▶ _Task goal_:
Find all lines in the records that include the word "icon", and copy them out.

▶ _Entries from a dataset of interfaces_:
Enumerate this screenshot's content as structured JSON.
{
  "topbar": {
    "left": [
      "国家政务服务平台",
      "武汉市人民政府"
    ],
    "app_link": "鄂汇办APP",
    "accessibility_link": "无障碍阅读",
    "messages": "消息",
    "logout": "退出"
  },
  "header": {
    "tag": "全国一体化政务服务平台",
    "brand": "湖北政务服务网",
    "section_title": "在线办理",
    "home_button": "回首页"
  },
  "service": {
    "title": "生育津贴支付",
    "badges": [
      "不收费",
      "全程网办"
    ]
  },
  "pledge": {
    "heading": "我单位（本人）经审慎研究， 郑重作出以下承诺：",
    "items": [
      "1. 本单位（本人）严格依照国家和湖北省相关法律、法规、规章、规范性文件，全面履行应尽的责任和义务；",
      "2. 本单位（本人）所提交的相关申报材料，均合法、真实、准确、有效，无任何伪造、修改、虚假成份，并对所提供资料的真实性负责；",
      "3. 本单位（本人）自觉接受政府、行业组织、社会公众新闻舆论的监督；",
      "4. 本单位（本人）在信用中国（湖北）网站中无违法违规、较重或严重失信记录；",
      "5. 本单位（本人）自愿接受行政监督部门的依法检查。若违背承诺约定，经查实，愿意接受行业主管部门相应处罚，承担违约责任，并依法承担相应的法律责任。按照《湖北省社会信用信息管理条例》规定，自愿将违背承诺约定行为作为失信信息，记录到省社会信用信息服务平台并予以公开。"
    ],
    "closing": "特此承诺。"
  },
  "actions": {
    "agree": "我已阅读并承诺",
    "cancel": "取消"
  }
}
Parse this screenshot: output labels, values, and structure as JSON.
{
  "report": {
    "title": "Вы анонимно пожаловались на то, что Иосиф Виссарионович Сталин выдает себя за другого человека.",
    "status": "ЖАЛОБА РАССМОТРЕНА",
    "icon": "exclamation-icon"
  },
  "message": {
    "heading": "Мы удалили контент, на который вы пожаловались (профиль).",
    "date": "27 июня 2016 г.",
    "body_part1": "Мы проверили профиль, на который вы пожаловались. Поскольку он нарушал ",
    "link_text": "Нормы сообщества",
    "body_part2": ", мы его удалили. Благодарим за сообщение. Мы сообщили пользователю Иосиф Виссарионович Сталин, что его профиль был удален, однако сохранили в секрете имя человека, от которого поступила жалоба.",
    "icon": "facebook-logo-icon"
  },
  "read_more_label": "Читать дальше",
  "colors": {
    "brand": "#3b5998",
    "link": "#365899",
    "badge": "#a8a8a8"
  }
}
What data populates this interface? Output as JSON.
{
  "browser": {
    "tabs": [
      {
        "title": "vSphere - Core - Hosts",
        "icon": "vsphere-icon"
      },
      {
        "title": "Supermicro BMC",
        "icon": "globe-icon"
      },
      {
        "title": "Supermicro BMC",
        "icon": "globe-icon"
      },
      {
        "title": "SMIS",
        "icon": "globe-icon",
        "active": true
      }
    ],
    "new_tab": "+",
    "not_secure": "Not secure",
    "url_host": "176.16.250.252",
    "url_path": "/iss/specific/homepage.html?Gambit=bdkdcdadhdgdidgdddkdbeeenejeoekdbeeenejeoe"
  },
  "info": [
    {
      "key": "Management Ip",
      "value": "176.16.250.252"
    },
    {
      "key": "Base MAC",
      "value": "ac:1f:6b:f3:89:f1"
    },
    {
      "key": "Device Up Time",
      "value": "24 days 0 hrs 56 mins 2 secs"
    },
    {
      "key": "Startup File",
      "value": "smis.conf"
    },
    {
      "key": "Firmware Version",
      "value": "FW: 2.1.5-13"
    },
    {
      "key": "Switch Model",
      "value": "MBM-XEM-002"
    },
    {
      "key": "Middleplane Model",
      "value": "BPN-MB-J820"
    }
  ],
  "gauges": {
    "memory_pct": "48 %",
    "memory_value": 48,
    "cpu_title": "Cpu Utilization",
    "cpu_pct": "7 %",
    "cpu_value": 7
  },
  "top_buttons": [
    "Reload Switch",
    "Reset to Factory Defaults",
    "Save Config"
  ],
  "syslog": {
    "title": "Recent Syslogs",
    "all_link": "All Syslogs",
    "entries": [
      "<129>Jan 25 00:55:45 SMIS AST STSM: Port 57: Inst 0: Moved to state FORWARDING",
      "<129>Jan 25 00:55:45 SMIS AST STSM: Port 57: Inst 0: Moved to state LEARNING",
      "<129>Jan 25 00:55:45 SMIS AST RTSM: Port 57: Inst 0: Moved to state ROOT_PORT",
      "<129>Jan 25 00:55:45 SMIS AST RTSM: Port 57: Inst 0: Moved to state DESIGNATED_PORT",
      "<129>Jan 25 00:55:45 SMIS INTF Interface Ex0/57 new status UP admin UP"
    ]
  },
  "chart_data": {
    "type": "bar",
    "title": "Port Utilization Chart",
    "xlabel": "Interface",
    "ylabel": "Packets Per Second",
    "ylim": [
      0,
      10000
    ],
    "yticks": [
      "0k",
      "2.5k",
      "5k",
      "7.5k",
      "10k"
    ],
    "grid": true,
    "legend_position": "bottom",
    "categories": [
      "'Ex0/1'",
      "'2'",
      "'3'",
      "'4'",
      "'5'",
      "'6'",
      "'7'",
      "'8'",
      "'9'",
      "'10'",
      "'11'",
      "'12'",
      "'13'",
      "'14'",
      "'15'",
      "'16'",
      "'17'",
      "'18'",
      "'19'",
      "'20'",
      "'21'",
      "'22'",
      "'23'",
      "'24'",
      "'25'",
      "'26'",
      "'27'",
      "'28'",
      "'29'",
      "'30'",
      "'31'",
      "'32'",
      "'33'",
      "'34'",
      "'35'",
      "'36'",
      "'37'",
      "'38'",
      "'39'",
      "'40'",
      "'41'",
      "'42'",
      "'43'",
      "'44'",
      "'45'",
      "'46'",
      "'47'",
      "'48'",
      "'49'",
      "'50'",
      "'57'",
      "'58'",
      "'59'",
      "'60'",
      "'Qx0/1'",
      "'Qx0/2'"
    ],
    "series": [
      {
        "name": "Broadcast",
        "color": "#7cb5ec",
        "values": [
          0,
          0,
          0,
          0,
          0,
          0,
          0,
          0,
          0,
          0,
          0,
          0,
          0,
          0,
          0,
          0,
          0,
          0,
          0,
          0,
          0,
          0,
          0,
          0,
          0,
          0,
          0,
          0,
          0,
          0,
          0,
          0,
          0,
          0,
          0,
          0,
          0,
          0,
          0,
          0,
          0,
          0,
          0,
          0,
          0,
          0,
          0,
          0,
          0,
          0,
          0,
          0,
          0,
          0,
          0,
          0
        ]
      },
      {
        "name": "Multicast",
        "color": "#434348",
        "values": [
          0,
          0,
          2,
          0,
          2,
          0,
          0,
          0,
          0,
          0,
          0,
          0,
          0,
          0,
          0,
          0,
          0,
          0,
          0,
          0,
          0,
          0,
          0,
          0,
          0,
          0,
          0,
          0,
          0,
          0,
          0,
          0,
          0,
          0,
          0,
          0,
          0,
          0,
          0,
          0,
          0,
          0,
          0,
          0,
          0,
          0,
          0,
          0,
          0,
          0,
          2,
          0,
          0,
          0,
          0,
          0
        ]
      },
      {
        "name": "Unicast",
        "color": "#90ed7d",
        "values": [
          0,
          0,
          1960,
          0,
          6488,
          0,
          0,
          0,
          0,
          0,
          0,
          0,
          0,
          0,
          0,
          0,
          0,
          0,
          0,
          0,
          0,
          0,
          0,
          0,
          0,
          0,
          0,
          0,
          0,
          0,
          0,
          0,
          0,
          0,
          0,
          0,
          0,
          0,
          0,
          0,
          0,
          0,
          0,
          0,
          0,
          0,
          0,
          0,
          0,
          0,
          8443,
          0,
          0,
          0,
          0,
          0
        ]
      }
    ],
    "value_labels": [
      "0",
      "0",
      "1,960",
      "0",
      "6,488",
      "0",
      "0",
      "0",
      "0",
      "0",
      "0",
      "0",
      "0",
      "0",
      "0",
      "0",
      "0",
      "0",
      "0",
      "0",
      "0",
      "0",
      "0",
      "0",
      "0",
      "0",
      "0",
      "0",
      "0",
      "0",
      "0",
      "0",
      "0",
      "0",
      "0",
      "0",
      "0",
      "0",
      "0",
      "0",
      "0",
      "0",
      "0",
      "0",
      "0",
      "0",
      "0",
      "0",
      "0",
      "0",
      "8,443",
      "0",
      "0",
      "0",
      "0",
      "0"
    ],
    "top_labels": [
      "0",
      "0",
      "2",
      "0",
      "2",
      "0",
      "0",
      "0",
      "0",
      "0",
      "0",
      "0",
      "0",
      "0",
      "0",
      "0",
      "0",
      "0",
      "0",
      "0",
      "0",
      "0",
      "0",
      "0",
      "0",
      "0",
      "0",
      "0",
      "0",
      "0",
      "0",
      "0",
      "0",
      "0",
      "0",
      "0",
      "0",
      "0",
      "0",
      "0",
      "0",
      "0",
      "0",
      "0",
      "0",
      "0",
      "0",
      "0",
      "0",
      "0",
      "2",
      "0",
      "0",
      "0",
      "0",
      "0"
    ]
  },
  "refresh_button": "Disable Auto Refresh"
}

▶ _Solution_:
    "icon": "exclamation-icon"
    "icon": "facebook-logo-icon"
        "icon": "vsphere-icon"
        "icon": "globe-icon"
        "icon": "globe-icon"
        "icon": "globe-icon",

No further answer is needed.